If you had a choice, you should always prefer to be raising. There are so many advantages to raising: you may win the pot there and then; you may drive out threatening or even better hands than your own. You may be able to bluff successfully even if the flop misses your hand completely. It sets you on the high-ground – from below players will find it hard to attack you.
With the premium hands: AA KK QQ and AK, you should always raise, even if a player has raised before you. There are many players who prefer to slow-play strong hands. This means that they pretend that they have nothing until the end and then attack aggressively, hoping to lure in weaker hands. Such play is highly risky, very stressful, and extremely hard to judge well. Whilst it does, without doubt, produce some fabulous results sometimes, it also produces disasters in which players can lose a fortune.
Generally, with strong hands like those above, you should protect them by raising and driving out players with more speculative hands which might suddenly overtake you once there are three, four or five community cards with which to work. If no one calls, then the chances are that you would not have made much from the pot anyway. If you get callers, you may be set for some real action – with the odds on your side.

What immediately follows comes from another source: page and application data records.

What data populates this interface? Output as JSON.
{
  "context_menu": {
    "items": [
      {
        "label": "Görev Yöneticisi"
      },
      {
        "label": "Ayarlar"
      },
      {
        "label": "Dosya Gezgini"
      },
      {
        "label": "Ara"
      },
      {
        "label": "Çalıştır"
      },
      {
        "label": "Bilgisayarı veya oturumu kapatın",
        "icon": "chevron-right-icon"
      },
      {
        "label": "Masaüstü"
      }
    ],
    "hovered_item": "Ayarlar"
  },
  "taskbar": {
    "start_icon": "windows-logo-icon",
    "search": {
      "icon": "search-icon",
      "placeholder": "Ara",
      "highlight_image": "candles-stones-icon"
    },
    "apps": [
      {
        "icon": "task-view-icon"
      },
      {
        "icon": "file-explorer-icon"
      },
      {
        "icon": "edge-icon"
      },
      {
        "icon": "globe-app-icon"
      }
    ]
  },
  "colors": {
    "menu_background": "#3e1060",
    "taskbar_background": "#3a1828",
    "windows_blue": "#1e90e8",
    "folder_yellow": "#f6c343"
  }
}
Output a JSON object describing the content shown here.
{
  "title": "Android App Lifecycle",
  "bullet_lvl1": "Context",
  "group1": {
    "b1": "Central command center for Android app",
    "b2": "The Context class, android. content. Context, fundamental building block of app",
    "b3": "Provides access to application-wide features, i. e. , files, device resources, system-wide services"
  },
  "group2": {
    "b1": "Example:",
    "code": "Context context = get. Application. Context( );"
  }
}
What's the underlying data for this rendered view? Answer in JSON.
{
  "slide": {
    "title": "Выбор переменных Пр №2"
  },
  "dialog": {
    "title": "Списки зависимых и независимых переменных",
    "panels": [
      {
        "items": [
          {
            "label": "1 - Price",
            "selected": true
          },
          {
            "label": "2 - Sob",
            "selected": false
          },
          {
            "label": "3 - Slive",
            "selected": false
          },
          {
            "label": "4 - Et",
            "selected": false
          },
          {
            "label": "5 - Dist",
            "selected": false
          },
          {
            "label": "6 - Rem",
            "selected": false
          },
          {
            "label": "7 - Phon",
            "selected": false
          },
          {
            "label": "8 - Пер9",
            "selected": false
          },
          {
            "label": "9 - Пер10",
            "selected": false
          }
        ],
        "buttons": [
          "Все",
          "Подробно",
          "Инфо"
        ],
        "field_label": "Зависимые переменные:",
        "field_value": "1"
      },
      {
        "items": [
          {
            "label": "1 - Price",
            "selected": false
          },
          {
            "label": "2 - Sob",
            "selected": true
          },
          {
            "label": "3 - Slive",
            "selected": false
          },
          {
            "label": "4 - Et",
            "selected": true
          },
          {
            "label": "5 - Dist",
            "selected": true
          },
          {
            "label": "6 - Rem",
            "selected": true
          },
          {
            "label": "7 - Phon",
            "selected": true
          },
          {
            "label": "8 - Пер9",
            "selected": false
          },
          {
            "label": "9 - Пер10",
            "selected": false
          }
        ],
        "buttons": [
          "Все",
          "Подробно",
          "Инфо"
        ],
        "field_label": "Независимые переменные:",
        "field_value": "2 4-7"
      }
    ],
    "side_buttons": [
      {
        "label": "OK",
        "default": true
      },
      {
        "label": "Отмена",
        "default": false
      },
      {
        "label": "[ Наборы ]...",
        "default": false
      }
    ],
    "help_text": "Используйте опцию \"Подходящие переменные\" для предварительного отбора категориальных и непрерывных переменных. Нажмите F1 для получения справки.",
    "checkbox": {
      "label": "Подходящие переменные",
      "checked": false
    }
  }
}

In the final analysis, you will decide what style of poker player you are. You may find that the other players at your table are very respectful of raises and, when you do raise, they mostly fold and concede the pot to you. If that is the case, you might even try raising modestly with all of the 21 chosen hands and seeing what effect that might have on your table… Of course, you may discover that you are surrounded by chancers, players who will pay right up to the end to see your cards. These punters are sometimes called "fish" or "fishes": they swim around "fishing" for the perfect card to make their hand a winner. Fish are usually slimy characters, poor, near-penniless souls who have failed to realize that, most of the time at the poker table, discretion really is the better part of valour – and that it is certainly cheaper in the long run.
So, how you act will have as much to do with the style of the other players at your table as the cards you hold in your hand.